··· Records supplied ···

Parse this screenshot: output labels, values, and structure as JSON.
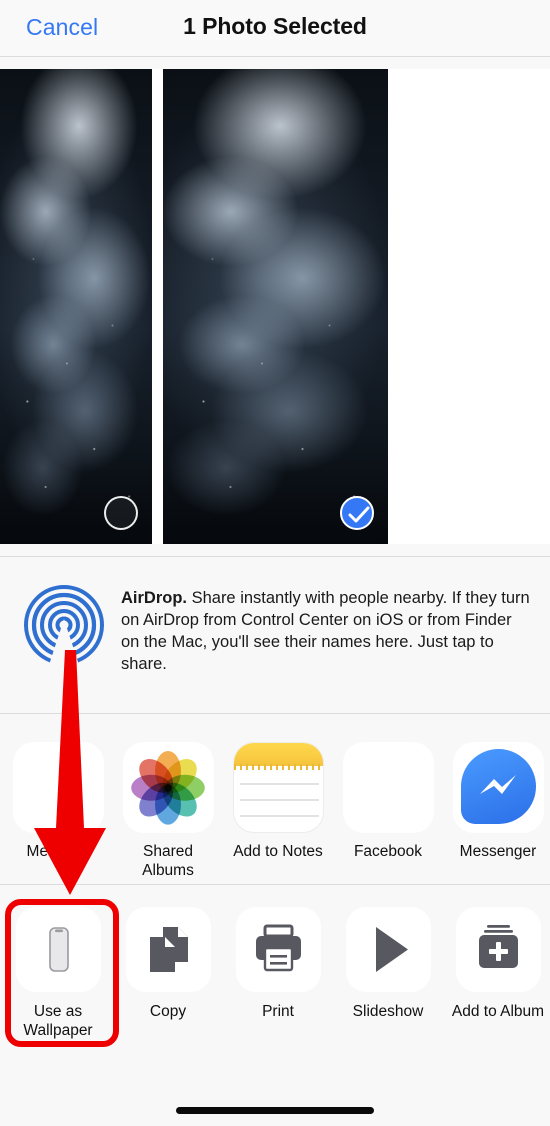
{
  "header": {
    "cancel_label": "Cancel",
    "title": "1 Photo Selected",
    "accent_color": "#3478f6"
  },
  "photos": {
    "items": [
      {
        "name": "photo-thumb-1",
        "selected": false,
        "selection_icon": "empty-circle-icon"
      },
      {
        "name": "photo-thumb-2",
        "selected": true,
        "selection_icon": "checkmark-circle-icon"
      }
    ]
  },
  "airdrop": {
    "icon": "airdrop-icon",
    "title": "AirDrop.",
    "description": " Share instantly with people nearby. If they turn on AirDrop from Control Center on iOS or from Finder on the Mac, you'll see their names here. Just tap to share.",
    "icon_color": "#2f6fd0"
  },
  "apps": {
    "items": [
      {
        "label": "Message",
        "icon": "messages-app-icon"
      },
      {
        "label": "Shared\nAlbums",
        "label_line1": "Shared",
        "label_line2": "Albums",
        "icon": "photos-app-icon"
      },
      {
        "label": "Add to Notes",
        "icon": "notes-app-icon"
      },
      {
        "label": "Facebook",
        "icon": "facebook-app-icon"
      },
      {
        "label": "Messenger",
        "icon": "messenger-app-icon"
      }
    ]
  },
  "actions": {
    "items": [
      {
        "label": "Use as\nWallpaper",
        "label_line1": "Use as",
        "label_line2": "Wallpaper",
        "icon": "iphone-wallpaper-icon",
        "highlighted": true
      },
      {
        "label": "Copy",
        "icon": "copy-icon"
      },
      {
        "label": "Print",
        "icon": "printer-icon"
      },
      {
        "label": "Slideshow",
        "icon": "play-triangle-icon"
      },
      {
        "label": "Add to Album",
        "icon": "add-to-album-icon"
      }
    ]
  },
  "annotation": {
    "arrow_color": "#ef0000",
    "highlight_color": "#ef0000",
    "points_to": "Use as Wallpaper"
  },
  "home_indicator": {
    "name": "home-indicator"
  }
}
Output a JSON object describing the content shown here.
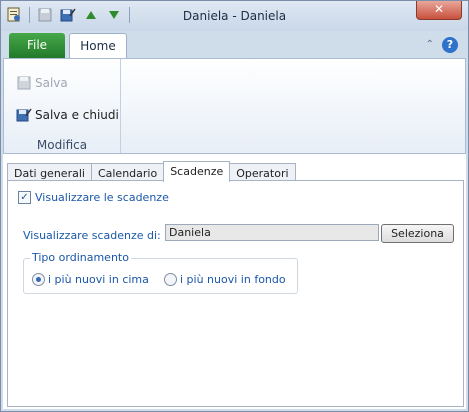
{
  "window": {
    "title": "Daniela - Daniela",
    "close_label": "✕"
  },
  "ribbon": {
    "tabs": {
      "file": "File",
      "home": "Home"
    },
    "help_label": "?",
    "group": {
      "label": "Modifica",
      "save_label": "Salva",
      "save_close_label": "Salva e chiudi"
    }
  },
  "doc_tabs": [
    "Dati generali",
    "Calendario",
    "Scadenze",
    "Operatori"
  ],
  "panel": {
    "show_deadlines_label": "Visualizzare le scadenze",
    "show_deadlines_of_label": "Visualizzare scadenze di:",
    "person_value": "Daniela",
    "select_button": "Seleziona",
    "order_legend": "Tipo ordinamento",
    "order_options": [
      "i più nuovi in cima",
      "i più nuovi in fondo"
    ],
    "order_selected": "i più nuovi in cima"
  },
  "colors": {
    "file_tab": "#2f8f36",
    "accent_text": "#1a57a8",
    "close": "#c8513c"
  }
}
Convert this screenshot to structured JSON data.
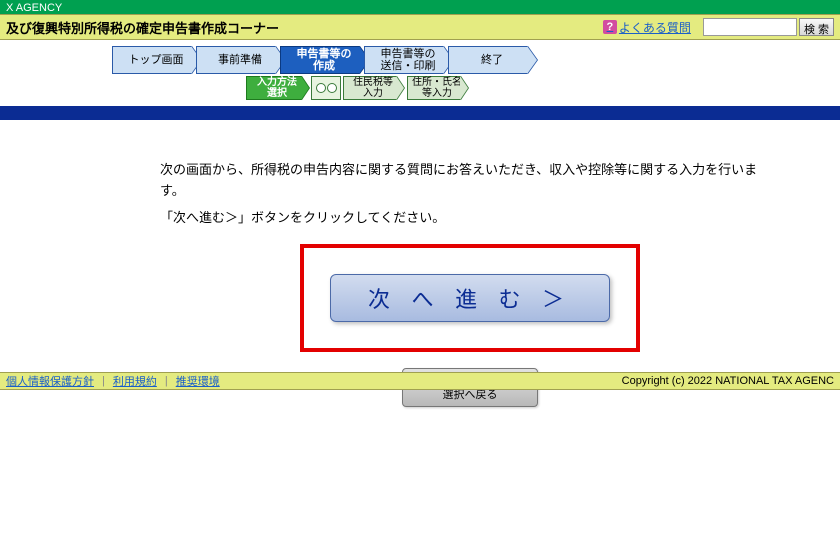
{
  "agency": "X AGENCY",
  "header": {
    "title": "及び復興特別所得税の確定申告書作成コーナー",
    "faq_label": "よくある質問",
    "search_label": "検 索"
  },
  "nav": {
    "steps": [
      "トップ画面",
      "事前準備",
      "申告書等の\n作成",
      "申告書等の\n送信・印刷",
      "終了"
    ],
    "active_index": 2,
    "sub": {
      "active": "入力方法\n選択",
      "items": [
        "住民税等\n入力",
        "住所・氏名\n等入力"
      ]
    }
  },
  "content": {
    "line1": "次の画面から、所得税の申告内容に関する質問にお答えいただき、収入や控除等に関する入力を行います。",
    "line2": "「次へ進む＞」ボタンをクリックしてください。",
    "next_button": "次 へ 進 む ＞",
    "back_button": "＜作成する申告書等の\n選択へ戻る"
  },
  "footer": {
    "links": [
      "個人情報保護方針",
      "利用規約",
      "推奨環境"
    ],
    "copyright": "Copyright (c) 2022 NATIONAL TAX AGENC"
  }
}
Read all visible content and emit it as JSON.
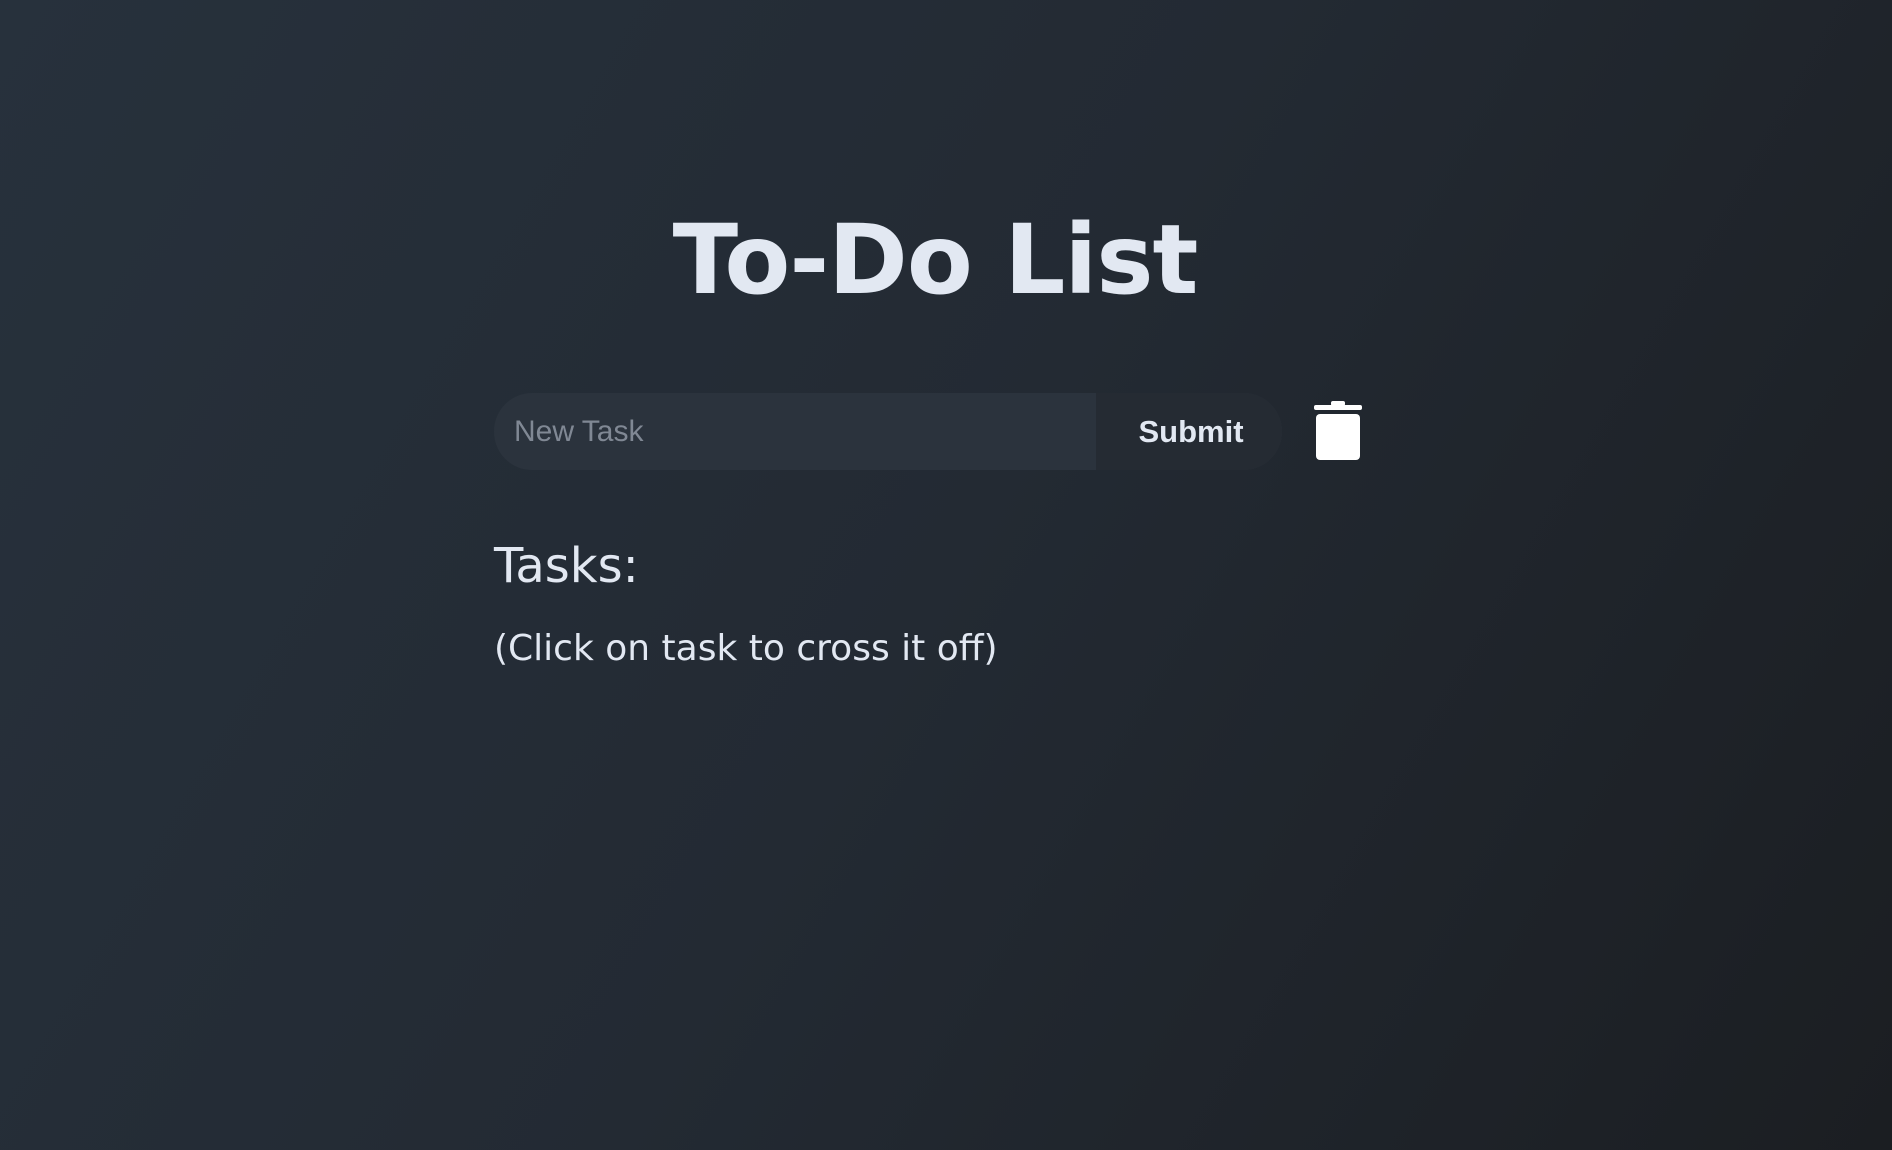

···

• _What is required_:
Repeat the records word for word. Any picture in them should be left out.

• _Answer to this exercise_:
Parse this screenshot: output labels, values, and structure as JSON.
{
  "header": {
    "cancel_label": "Cancel",
    "title": "1 Photo Selected",
    "accent_color": "#3478f6"
  },
  "photos": {
    "items": [
      {
        "name": "photo-thumb-1",
        "selected": false,
        "selection_icon": "empty-circle-icon"
      },
      {
        "name": "photo-thumb-2",
        "selected": true,
        "selection_icon": "checkmark-circle-icon"
      }
    ]
  },
  "airdrop": {
    "icon": "airdrop-icon",
    "title": "AirDrop.",
    "description": " Share instantly with people nearby. If they turn on AirDrop from Control Center on iOS or from Finder on the Mac, you'll see their names here. Just tap to share.",
    "icon_color": "#2f6fd0"
  },
  "apps": {
    "items": [
      {
        "label": "Message",
        "icon": "messages-app-icon"
      },
      {
        "label": "Shared\nAlbums",
        "label_line1": "Shared",
        "label_line2": "Albums",
        "icon": "photos-app-icon"
      },
      {
        "label": "Add to Notes",
        "icon": "notes-app-icon"
      },
      {
        "label": "Facebook",
        "icon": "facebook-app-icon"
      },
      {
        "label": "Messenger",
        "icon": "messenger-app-icon"
      }
    ]
  },
  "actions": {
    "items": [
      {
        "label": "Use as\nWallpaper",
        "label_line1": "Use as",
        "label_line2": "Wallpaper",
        "icon": "iphone-wallpaper-icon",
        "highlighted": true
      },
      {
        "label": "Copy",
        "icon": "copy-icon"
      },
      {
        "label": "Print",
        "icon": "printer-icon"
      },
      {
        "label": "Slideshow",
        "icon": "play-triangle-icon"
      },
      {
        "label": "Add to Album",
        "icon": "add-to-album-icon"
      }
    ]
  },
  "annotation": {
    "arrow_color": "#ef0000",
    "highlight_color": "#ef0000",
    "points_to": "Use as Wallpaper"
  },
  "home_indicator": {
    "name": "home-indicator"
  }
}
Output a JSON object describing the content shown here.
{
  "window": {
    "title": "Daniela - Daniela",
    "close_label": "✕"
  },
  "ribbon": {
    "tabs": {
      "file": "File",
      "home": "Home"
    },
    "help_label": "?",
    "group": {
      "label": "Modifica",
      "save_label": "Salva",
      "save_close_label": "Salva e chiudi"
    }
  },
  "doc_tabs": [
    "Dati generali",
    "Calendario",
    "Scadenze",
    "Operatori"
  ],
  "panel": {
    "show_deadlines_label": "Visualizzare le scadenze",
    "show_deadlines_of_label": "Visualizzare scadenze di:",
    "person_value": "Daniela",
    "select_button": "Seleziona",
    "order_legend": "Tipo ordinamento",
    "order_options": [
      "i più nuovi in cima",
      "i più nuovi in fondo"
    ],
    "order_selected": "i più nuovi in cima"
  },
  "colors": {
    "file_tab": "#2f8f36",
    "accent_text": "#1a57a8",
    "close": "#c8513c"
  }
}
Convert this screenshot to structured JSON data.
{
  "agency": "X AGENCY",
  "header": {
    "title": "及び復興特別所得税の確定申告書作成コーナー",
    "faq_label": "よくある質問",
    "search_label": "検 索"
  },
  "nav": {
    "steps": [
      "トップ画面",
      "事前準備",
      "申告書等の\n作成",
      "申告書等の\n送信・印刷",
      "終了"
    ],
    "active_index": 2,
    "sub": {
      "active": "入力方法\n選択",
      "items": [
        "住民税等\n入力",
        "住所・氏名\n等入力"
      ]
    }
  },
  "content": {
    "line1": "次の画面から、所得税の申告内容に関する質問にお答えいただき、収入や控除等に関する入力を行います。",
    "line2": "「次へ進む＞」ボタンをクリックしてください。",
    "next_button": "次 へ 進 む ＞",
    "back_button": "＜作成する申告書等の\n選択へ戻る"
  },
  "footer": {
    "links": [
      "個人情報保護方針",
      "利用規約",
      "推奨環境"
    ],
    "copyright": "Copyright (c) 2022 NATIONAL TAX AGENC"
  }
}
Read all visible content and emit it as JSON.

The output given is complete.